Task statement:
Copy each line of the data that has "status" in it.

Top of Task material

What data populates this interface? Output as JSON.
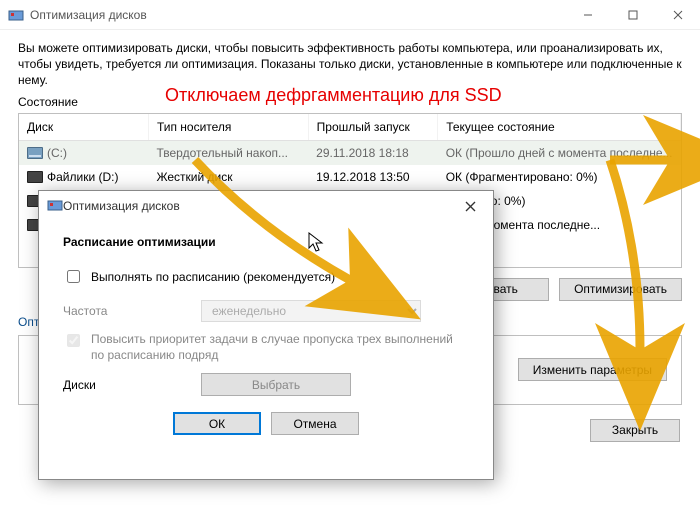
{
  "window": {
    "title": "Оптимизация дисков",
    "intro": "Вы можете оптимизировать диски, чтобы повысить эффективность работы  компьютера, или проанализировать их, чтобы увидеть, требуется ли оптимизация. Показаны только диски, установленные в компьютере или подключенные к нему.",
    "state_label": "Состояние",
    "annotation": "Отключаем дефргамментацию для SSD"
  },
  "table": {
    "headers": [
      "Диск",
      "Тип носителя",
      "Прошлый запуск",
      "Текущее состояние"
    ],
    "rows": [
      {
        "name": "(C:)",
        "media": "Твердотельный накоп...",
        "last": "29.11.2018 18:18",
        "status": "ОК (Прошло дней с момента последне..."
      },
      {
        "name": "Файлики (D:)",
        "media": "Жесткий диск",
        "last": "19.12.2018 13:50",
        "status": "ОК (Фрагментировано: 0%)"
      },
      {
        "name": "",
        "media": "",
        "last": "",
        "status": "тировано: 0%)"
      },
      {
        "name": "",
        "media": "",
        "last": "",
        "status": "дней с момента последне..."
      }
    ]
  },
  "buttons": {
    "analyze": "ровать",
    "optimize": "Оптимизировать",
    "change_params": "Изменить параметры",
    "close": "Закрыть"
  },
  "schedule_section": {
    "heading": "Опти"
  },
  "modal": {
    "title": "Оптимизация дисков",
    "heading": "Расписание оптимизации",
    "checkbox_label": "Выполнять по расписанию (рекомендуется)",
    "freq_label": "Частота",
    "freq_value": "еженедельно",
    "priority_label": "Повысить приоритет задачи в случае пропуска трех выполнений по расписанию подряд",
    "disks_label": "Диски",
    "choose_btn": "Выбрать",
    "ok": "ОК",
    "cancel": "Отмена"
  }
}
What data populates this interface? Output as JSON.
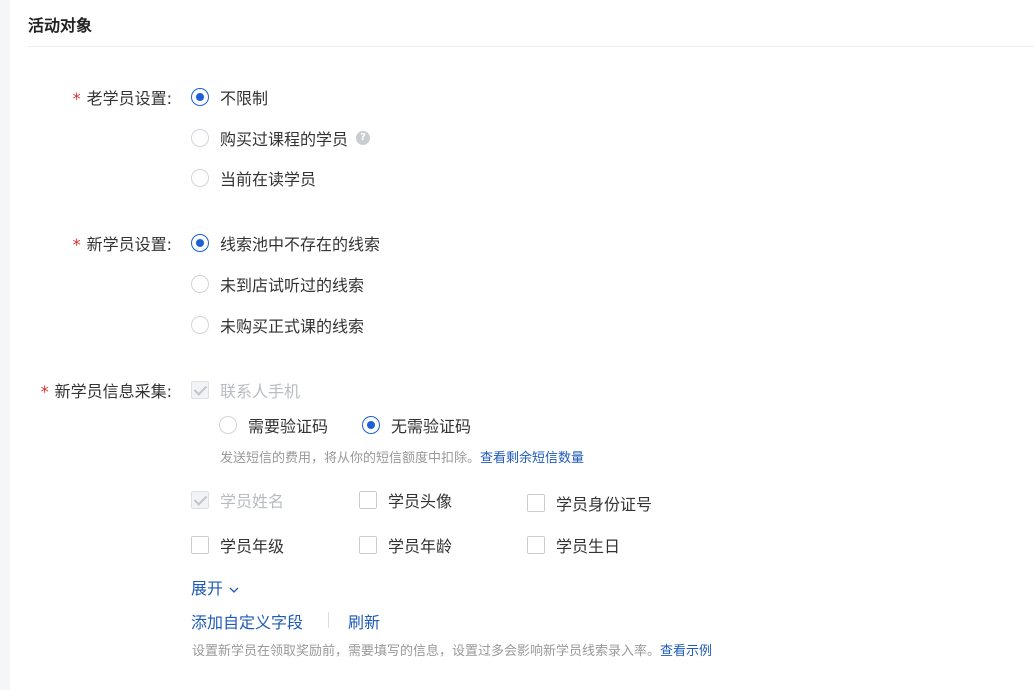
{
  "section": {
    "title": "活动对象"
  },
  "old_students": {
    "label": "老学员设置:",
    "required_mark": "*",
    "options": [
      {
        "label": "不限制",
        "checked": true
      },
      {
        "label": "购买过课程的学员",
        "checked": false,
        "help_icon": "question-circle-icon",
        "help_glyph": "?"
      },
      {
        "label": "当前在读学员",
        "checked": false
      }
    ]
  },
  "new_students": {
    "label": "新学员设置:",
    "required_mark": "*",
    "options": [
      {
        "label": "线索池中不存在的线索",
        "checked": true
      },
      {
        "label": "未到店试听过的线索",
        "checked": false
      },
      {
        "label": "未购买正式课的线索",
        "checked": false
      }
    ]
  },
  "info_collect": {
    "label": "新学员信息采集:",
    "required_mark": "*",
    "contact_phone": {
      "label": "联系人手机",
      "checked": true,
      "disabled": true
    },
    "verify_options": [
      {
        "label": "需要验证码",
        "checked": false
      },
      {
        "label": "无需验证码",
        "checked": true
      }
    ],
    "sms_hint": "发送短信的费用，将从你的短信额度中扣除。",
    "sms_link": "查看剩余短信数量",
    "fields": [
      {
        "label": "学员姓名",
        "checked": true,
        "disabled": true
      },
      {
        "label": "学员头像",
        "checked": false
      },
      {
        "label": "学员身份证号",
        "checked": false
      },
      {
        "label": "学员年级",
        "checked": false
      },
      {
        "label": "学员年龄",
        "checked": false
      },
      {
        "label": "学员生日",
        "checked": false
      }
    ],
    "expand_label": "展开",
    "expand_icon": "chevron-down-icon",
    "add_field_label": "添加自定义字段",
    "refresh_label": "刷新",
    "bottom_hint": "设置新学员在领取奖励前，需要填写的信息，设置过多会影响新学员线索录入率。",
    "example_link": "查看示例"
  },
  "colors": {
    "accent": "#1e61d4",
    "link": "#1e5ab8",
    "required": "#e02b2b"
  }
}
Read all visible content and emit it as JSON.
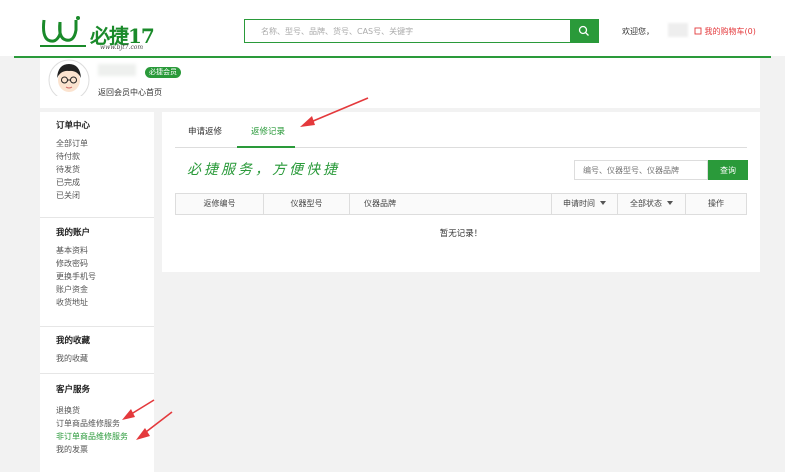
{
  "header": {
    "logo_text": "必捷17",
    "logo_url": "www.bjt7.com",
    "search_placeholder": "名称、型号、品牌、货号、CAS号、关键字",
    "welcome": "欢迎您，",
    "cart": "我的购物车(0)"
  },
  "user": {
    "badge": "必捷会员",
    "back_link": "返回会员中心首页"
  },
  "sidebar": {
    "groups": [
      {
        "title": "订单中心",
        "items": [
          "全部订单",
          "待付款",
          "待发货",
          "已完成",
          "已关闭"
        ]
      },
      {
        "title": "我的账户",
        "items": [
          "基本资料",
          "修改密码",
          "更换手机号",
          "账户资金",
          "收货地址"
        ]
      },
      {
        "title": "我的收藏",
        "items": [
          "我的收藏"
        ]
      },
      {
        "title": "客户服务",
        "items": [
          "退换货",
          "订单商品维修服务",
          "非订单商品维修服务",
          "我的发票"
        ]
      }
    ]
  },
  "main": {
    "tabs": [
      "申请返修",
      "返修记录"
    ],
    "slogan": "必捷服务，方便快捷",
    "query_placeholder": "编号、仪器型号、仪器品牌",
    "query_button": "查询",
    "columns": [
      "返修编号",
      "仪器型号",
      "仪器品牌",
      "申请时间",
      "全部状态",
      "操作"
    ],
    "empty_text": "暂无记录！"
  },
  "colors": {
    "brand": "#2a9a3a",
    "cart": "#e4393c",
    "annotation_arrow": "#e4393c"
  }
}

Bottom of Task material

Output for this exercise:
        "status": "ОК (Прошло дней с момента последне..."
        "status": "ОК (Фрагментировано: 0%)"
        "status": "тировано: 0%)"
        "status": "дней с момента последне..."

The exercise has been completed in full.